● GOAL OF THE EXERCISE: Where a line of the records holds the string "time", copy that line.

(Dataset rows for apps and sites)
[Start of Attachment]

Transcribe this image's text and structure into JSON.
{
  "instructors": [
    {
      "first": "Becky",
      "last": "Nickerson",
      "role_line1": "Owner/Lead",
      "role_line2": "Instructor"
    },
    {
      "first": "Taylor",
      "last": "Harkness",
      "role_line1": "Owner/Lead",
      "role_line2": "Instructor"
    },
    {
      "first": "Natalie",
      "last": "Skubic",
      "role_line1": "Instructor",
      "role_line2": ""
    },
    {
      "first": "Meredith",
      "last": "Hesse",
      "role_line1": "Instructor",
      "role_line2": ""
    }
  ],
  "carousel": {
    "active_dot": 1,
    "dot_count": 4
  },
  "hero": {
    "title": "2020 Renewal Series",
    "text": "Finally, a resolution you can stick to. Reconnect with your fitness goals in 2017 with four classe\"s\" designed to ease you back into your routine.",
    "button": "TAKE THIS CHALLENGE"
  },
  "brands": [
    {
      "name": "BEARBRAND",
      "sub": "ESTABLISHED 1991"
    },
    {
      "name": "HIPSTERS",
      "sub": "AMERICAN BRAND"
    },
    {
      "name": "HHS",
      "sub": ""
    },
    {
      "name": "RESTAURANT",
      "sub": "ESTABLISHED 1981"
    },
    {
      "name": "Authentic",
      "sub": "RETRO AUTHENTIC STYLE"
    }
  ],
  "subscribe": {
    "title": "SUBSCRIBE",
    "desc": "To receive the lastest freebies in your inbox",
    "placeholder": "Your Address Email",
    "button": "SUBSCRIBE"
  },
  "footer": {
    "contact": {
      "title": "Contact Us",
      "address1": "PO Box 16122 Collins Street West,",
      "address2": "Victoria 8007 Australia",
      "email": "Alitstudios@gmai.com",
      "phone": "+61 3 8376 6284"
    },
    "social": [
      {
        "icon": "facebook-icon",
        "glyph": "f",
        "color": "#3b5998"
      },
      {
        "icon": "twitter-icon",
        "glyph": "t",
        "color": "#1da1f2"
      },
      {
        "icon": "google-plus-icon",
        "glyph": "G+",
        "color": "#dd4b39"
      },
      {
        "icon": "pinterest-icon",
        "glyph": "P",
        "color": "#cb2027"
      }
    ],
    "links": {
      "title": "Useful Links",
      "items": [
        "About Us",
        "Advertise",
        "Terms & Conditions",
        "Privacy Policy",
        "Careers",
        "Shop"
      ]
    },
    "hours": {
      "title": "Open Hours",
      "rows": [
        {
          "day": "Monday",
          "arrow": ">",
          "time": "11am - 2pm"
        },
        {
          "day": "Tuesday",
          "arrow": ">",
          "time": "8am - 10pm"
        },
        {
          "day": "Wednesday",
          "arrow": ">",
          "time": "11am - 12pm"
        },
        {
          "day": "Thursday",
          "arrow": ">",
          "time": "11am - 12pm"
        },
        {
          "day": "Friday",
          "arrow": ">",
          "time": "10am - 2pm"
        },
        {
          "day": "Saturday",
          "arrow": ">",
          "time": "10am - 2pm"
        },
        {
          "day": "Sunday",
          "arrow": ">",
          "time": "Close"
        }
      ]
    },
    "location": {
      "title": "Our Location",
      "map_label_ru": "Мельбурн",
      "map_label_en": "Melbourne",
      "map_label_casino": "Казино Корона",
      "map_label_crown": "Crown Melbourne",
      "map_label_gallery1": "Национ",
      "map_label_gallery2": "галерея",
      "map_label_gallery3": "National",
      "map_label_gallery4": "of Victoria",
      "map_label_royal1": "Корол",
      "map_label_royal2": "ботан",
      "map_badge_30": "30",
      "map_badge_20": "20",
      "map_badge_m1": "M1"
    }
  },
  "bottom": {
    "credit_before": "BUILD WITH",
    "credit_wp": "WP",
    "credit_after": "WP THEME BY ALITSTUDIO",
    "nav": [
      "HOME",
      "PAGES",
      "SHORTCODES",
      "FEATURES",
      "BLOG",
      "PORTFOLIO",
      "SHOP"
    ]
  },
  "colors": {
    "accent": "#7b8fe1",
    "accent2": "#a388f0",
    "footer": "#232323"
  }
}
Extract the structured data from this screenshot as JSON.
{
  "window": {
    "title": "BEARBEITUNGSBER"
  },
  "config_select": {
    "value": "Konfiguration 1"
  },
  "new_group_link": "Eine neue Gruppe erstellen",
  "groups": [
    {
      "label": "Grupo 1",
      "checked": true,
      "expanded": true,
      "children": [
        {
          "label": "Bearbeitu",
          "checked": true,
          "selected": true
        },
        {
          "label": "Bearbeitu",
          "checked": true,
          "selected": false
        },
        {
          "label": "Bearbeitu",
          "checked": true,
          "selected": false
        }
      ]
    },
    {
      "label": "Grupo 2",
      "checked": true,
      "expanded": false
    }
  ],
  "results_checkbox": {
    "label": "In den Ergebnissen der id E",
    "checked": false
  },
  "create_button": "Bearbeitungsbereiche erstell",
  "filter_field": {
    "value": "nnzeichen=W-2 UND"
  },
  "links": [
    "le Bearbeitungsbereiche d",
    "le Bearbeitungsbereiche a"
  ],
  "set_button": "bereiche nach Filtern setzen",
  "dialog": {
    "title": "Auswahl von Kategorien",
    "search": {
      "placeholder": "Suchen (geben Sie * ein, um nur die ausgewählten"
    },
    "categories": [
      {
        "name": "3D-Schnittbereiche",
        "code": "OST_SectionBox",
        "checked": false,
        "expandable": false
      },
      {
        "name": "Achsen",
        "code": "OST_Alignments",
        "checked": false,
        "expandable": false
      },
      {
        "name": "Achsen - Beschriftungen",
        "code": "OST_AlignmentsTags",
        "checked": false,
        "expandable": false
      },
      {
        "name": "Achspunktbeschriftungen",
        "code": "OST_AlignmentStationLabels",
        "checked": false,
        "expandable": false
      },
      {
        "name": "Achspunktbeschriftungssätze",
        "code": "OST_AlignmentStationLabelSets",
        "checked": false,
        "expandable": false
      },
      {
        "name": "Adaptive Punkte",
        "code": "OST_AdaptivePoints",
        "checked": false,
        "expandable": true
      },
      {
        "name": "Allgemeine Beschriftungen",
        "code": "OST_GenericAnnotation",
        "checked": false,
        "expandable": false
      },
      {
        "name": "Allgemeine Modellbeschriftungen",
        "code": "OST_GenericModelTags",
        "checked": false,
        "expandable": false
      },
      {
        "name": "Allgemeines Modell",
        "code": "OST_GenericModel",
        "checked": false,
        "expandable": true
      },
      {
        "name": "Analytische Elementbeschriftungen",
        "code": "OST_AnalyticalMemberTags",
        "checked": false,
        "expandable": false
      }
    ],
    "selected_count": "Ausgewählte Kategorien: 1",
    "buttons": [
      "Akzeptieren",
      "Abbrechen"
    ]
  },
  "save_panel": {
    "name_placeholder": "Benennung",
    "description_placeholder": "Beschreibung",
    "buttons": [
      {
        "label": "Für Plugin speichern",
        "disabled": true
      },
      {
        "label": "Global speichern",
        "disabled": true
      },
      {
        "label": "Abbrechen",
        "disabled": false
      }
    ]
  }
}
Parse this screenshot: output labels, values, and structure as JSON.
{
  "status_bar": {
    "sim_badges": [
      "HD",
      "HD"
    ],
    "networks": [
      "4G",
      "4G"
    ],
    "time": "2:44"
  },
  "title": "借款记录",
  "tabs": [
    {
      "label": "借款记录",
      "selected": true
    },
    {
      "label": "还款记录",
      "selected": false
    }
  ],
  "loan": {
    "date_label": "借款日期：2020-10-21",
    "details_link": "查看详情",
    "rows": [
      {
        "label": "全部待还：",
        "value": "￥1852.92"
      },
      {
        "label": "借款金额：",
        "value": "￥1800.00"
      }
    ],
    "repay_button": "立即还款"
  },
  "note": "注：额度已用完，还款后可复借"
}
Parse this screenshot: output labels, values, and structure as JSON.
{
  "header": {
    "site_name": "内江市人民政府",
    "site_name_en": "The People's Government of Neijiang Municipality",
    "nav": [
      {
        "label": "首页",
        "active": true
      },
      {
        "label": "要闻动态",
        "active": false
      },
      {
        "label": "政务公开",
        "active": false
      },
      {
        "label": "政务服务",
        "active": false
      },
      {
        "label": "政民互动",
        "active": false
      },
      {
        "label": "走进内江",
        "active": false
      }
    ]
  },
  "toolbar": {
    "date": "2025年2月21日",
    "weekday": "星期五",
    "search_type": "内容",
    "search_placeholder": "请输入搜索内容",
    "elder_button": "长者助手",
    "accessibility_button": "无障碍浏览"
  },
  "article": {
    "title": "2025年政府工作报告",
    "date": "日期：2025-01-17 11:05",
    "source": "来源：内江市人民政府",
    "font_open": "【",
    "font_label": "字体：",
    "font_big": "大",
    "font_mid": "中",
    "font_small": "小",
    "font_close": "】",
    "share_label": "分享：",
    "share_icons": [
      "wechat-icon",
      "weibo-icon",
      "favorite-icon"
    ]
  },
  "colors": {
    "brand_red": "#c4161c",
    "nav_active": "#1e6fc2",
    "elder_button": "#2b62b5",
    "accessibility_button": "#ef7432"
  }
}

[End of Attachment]

● WRITTEN RESPONSE:
          "time": "11am - 2pm"
          "time": "8am - 10pm"
          "time": "11am - 12pm"
          "time": "11am - 12pm"
          "time": "10am - 2pm"
          "time": "10am - 2pm"
          "time": "Close"
    "time": "2:44"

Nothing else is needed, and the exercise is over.